Cervical spine injuries can also be classified with respect to their underlying mechanism of injury. These mechanisms include:
- hyperflexion (compression of limb or part beyond its normal range)
- hyperextension (extension/overstretching limb or part beyond its normal range)
- vertical compression
- lateral flexion (flexion away from the midline of the body)
Hyperflexion injuries can result from a severe flexion force to the head and neck which causes a significant displacement of the spine, ligaments, and/or surrounding soft tissues.
Hyperextension injuries can occur when there is a force applied to the posterior of the head or upper cervical spine. These injuries usually arise out of trauma to the face or mandible, or sudden deceleration (i.e., head suddenly halted from forward motion by steering wheel or dashboard).
The Canadian Cervical Spine Group has identified several clinical criteria for predicting the extent of cervical spine injuries. The study found that certain criteria predicted a low risk of significant post-accident injury. The criteria included a fully alert patient post injury, being under 65 years of age, a fall from less than 3 metres above ground, being involved in a low speed as opposed to a high speed vehicular crash, absence of midline cervical tenderness, and the ability to rotate the neck to the left and the right.
Injuries to the thoracic regions of the spine are less common than cervical injuries. Thoracic injury usually spares the function of the hands, arms, and neck.
Finally, certain accidents may lead to the lumbarsacral injuries. The consequences of lumbarsacral injury are related to deficits in control of the hip area including the urinary and bowel systems. Individuals may also suffer from decreased ability to use their legs resulting from loss of thigh muscle contraction, quadriceps, and/or hamstrings, and extension or flexion of toes.
Management of Spinal Injuries and Complications
Many individuals with spinal cord injuries are trauma patients. As such, basic life support with full attention to airway management and breathing and circulation parameters is required.
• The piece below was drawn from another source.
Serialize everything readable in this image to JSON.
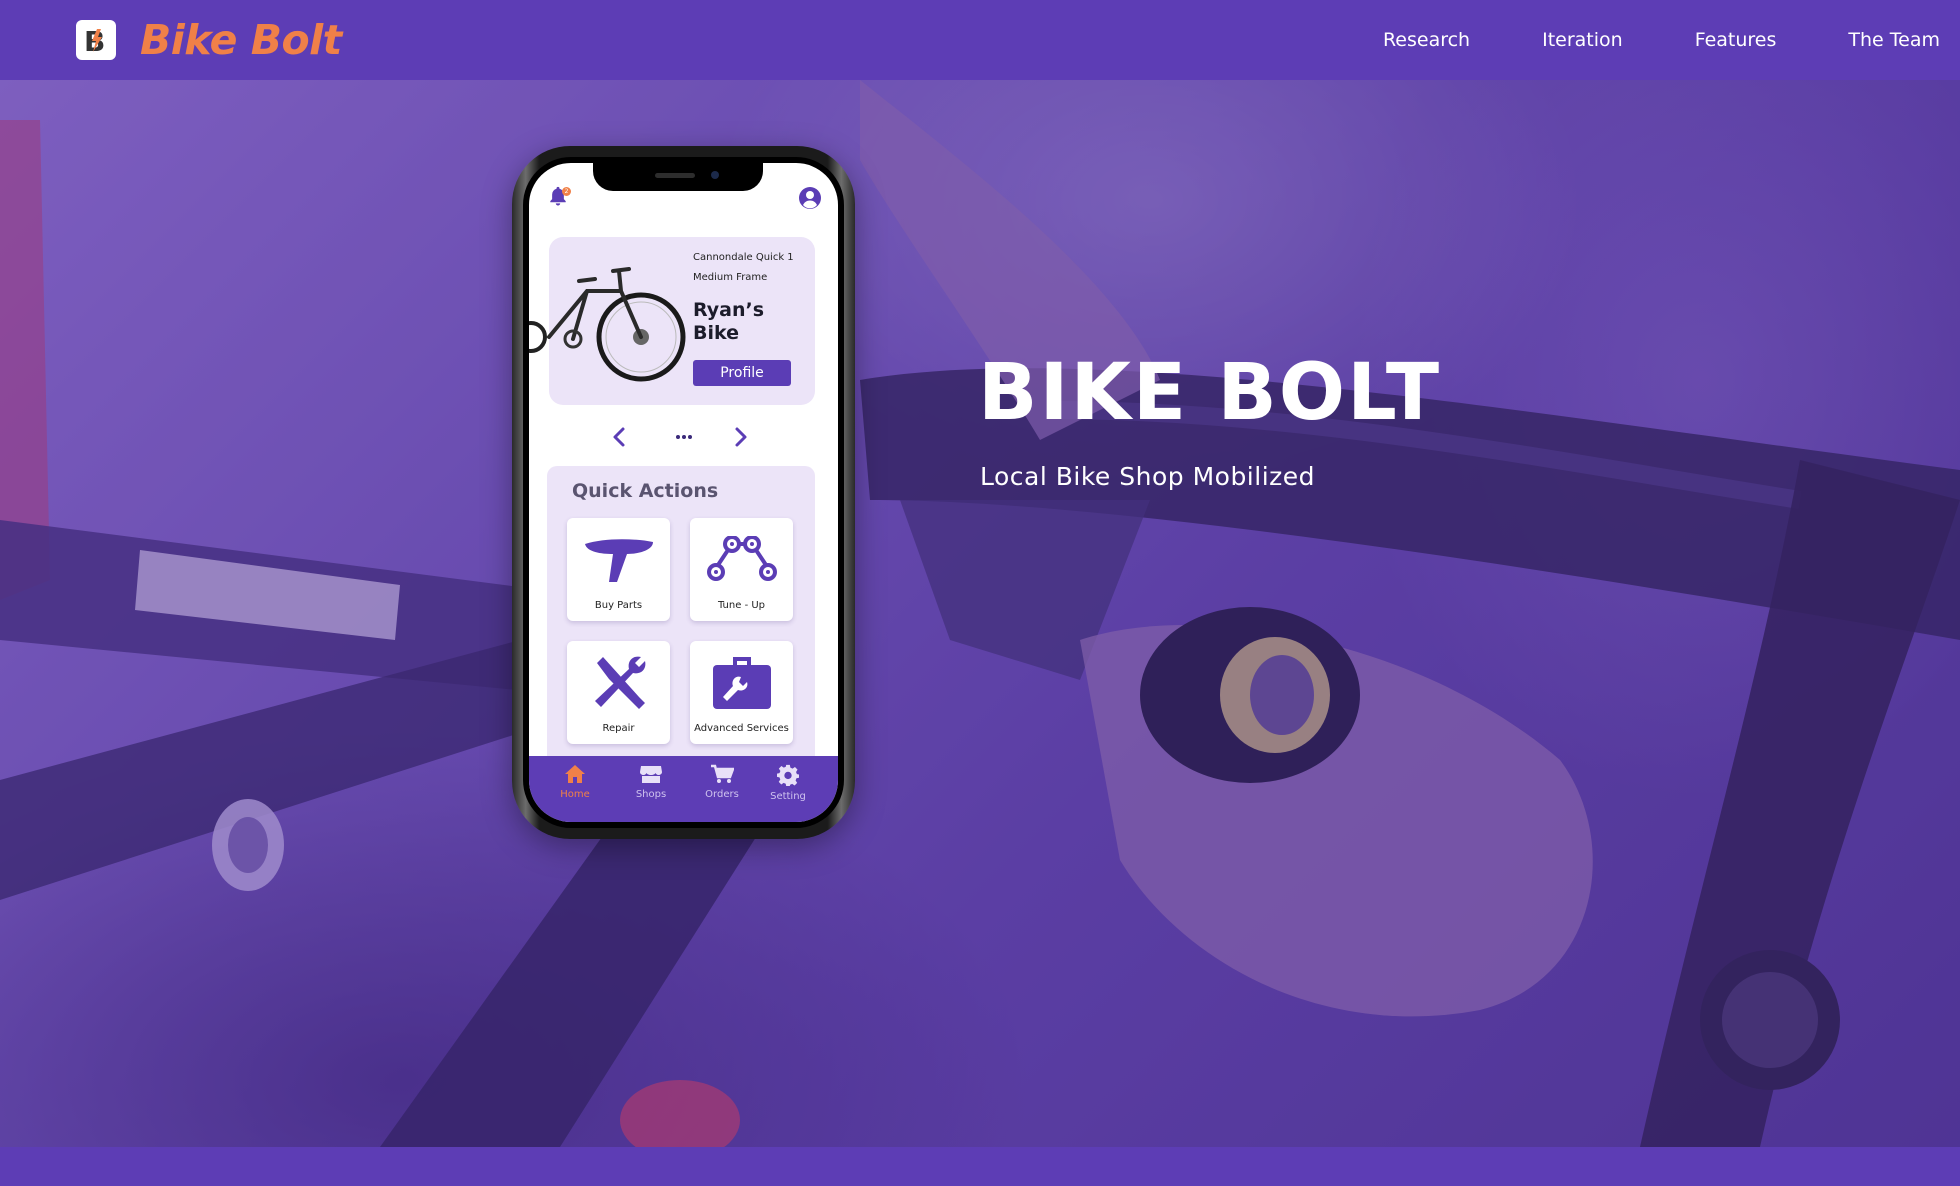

After the patient is stabilized, a determination of the approximate level and extent of injury will be made.
The initial and subsequent medical management of spinal cord injury is directed towards prevention of future complications that patients suffering from these injuries are prone to.
Such consequences may include, urinary tract infections, pressure ulcers, pain, depression, spasticity, pneumonia, autonomic dysreflexia, venous thrombosis with occasional pulmonary emboli, renal and bladder stones, renal failure, and heterotopic ossifaction. Coupled with decreased mobility, it is not surprising that spinal cord injuries significantly impact a person’s day-to-day and future quality of life. Not only is the individual who has sustained the injury affected, but for families and significant others, the effects of spinal injury are equally devastating. Often, family members will struggle to comprehend the full impact of the injury and maladaptive behavioural patterns. There is often a loss of intimacy, reorientation of roles and responsibilities, and an impact on one’s ability to cope with everyday tasks and challenges.
Our lawyers understand spinal injuries. Members of our team have experience with the kinds of challenges you and your family are undoubtedly facing, the complexity of the symptoms you may be experiencing, and the rehabilitation and accommodation that you require.